Since the end of the Cold War, the notion of regionalism in Africa has undergone, and is still undergoing, a process of transformation that includes reassessing its role, capabilities and design. However, the slow pace of continent-wide integration resulted in the creation of a new framework to address Africa's challenges. As the building blocks of regional integration, the Regional Economic Communities will need to contribute significantly to deepening regionalism. The geographical proximity with Europe has also played an important role in the integration of Africa. It has influenced (by virtue of imitation and also through specific inter-regional policies, mainly concerning development) institution-building, trade and other issues of common interest and concern. This article explores the drivers of regional integration as a form of multilateralism in Africa amid the strengths and weaknesses of African Regional Economic Communities.
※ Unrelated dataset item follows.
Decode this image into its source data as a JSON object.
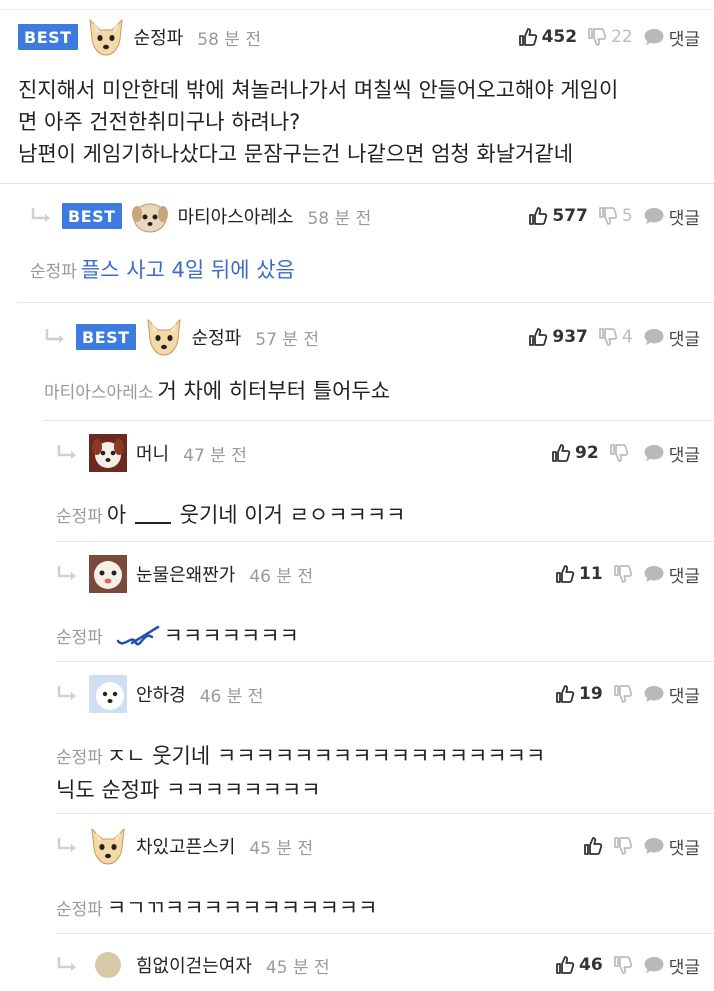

Since the end of the Cold War, the notion of regionalism in Africa has been undergoing a process of transformation that includes reassessing the role, capabilities and design of regionalism in this part of the world. However, the slow pace of continent-wide integration has resulted in the creation of a new framework for addressing Africa's challenges. This new framework is encapsulated in the Abuja Treaty, which makes provision for an African Economic Community (AEC) by 2030 and lays out six stages that must be followed to achieve this goal. As the building blocks of the AEC, African Regional Economic Communities (RECs) will need to contribute significantly to deepening regional integration. The original five RECs are different in shape and capability, but they all have one thing in common: they regard regions as politico-economic and, increasingly, as societal communities.
Africa's geographical proximity with Europe has also played an important role in the integration of Africa as a continent. African leaders sought to imitate the experience of the European Union (EU), because these leaders were interested in promoting greater stability and cooperation at a regional level, through specific interregional policies, mainly concerning development, institution-building, trade and other issues of common interest and concern.
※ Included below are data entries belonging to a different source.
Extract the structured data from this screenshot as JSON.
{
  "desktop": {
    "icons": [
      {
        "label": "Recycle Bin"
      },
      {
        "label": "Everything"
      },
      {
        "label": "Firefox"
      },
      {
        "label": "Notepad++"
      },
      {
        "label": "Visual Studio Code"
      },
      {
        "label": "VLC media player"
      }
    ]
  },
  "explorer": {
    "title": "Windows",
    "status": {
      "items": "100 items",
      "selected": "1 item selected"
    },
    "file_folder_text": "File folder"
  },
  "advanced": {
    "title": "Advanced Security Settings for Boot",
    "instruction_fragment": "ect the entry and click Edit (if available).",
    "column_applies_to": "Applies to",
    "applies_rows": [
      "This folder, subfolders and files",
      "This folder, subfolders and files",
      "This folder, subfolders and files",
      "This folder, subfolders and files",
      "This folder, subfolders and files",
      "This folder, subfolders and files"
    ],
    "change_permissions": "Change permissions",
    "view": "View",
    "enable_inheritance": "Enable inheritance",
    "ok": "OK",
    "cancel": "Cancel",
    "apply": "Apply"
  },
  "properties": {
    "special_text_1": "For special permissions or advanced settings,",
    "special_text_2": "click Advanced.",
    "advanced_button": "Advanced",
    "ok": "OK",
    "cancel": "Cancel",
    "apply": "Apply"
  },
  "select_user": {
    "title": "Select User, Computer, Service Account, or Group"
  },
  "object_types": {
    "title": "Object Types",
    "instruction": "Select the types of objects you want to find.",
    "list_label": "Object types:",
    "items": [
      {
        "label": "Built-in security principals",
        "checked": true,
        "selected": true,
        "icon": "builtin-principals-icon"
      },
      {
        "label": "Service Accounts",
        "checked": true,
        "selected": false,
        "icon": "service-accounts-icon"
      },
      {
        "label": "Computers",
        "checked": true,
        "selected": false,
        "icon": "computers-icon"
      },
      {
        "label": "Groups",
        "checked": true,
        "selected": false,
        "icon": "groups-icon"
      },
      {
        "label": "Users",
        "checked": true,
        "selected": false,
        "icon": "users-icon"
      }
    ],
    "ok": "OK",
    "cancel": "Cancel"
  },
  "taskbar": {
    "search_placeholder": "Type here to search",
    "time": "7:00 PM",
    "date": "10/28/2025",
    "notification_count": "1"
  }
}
This article explores the drivers of regional integration as a form of multilateralism in Africa in the context of the strengths and weaknesses of African RECs. The article is structured in two parts. The first part provides an overview of the conceptual and historical evolution of regional integration in Europe and Africa. The second looks more specifically at RECs as important pillars in the process of regionalisation in Africa and as key actors in the multilateral interaction between Africa and Europe. In its conclusion, the article attempts to answer the following question: is there a tendency on the part of the African Union (AU) and the EU to move from a bilateral AU-EU relationship towards an inter-regional and multilateral Africa-Europe partnership?
2. REGIONALISM, REGIONALISATION AND COOPERATION
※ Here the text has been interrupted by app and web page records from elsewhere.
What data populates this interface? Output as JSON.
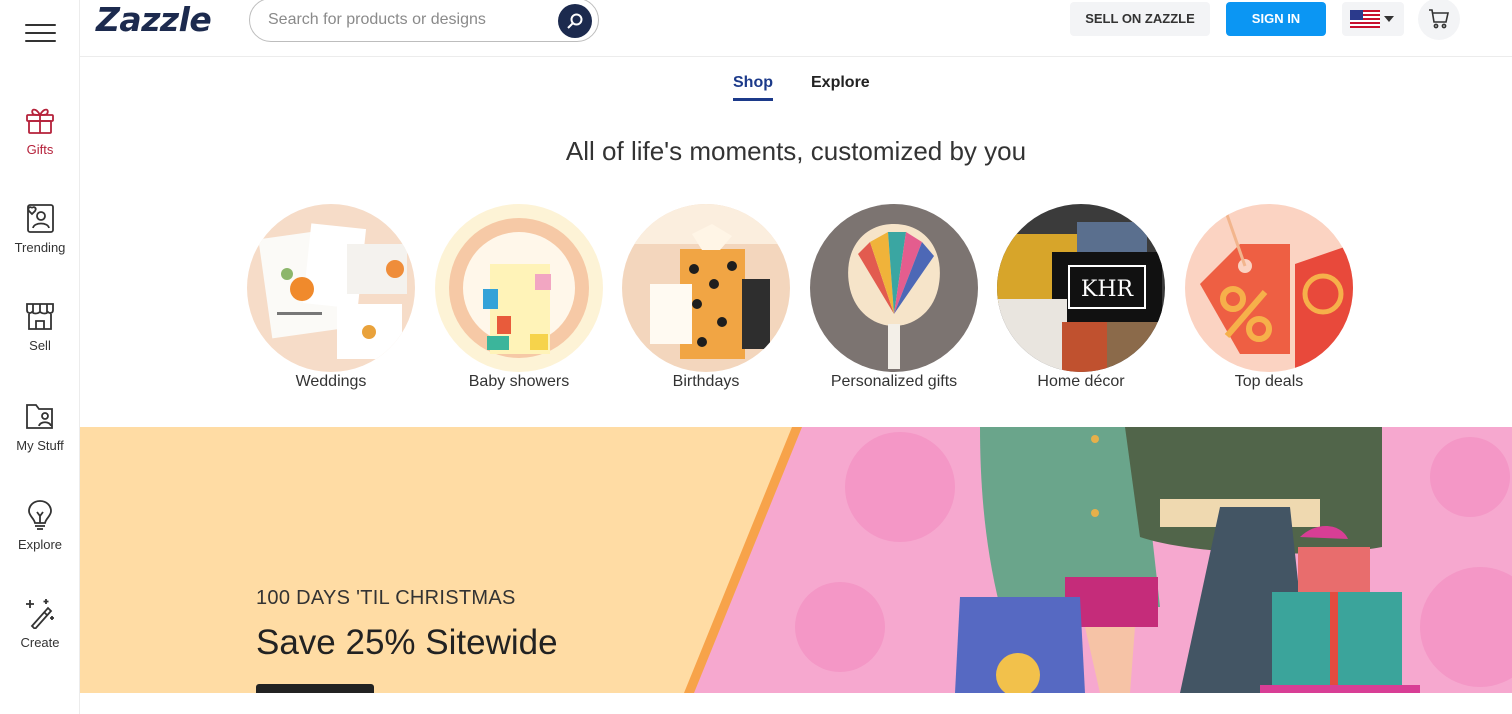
{
  "header": {
    "logo": "Zazzle",
    "search_placeholder": "Search for products or designs",
    "sell_label": "SELL ON ZAZZLE",
    "signin_label": "SIGN IN"
  },
  "sidebar": {
    "items": [
      {
        "label": "Gifts",
        "icon": "gift-icon"
      },
      {
        "label": "Trending",
        "icon": "trending-icon"
      },
      {
        "label": "Sell",
        "icon": "store-icon"
      },
      {
        "label": "My Stuff",
        "icon": "folder-icon"
      },
      {
        "label": "Explore",
        "icon": "lightbulb-icon"
      },
      {
        "label": "Create",
        "icon": "magic-wand-icon"
      }
    ]
  },
  "tabs": [
    {
      "label": "Shop",
      "active": true
    },
    {
      "label": "Explore",
      "active": false
    }
  ],
  "hero": {
    "title": "All of life's moments, customized by you"
  },
  "categories": [
    {
      "label": "Weddings"
    },
    {
      "label": "Baby showers"
    },
    {
      "label": "Birthdays"
    },
    {
      "label": "Personalized gifts"
    },
    {
      "label": "Home décor"
    },
    {
      "label": "Top deals"
    }
  ],
  "banner": {
    "kicker": "100 DAYS 'TIL CHRISTMAS",
    "headline": "Save 25% Sitewide"
  },
  "colors": {
    "brand_navy": "#1c2a4e",
    "signin_blue": "#0b96f3",
    "gifts_accent": "#b5213a",
    "tab_active": "#1c3a8a",
    "banner_peach": "#ffdca4",
    "banner_pink": "#f79ac6"
  }
}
Since the end of the Cold War, the debate on regional integration has become central to the study of contemporary regionalism, especially of its conceptualisation and forms. At present, the notion of 'new' regionalism includes the restructuring of borders, areas and territories, and it has also stressed the importance of societal phenomena and bottom-up dynamics, thereby broadening the development of peace and conflict studies and emerging as a vital element of integration studies. According to Deutsch (in Hentz 2003: 12), "integration is more of an assembling than of a growth from one stage to another". Therefore, the success of the new security cooperation depends on the way in which states formulate, integrate and coordinate their common policies.
After 1989, widespread acceptance that the dominant role of states in the regionalisation process was hampering integration in Europe led to a re-conceptualisation of regional formation. …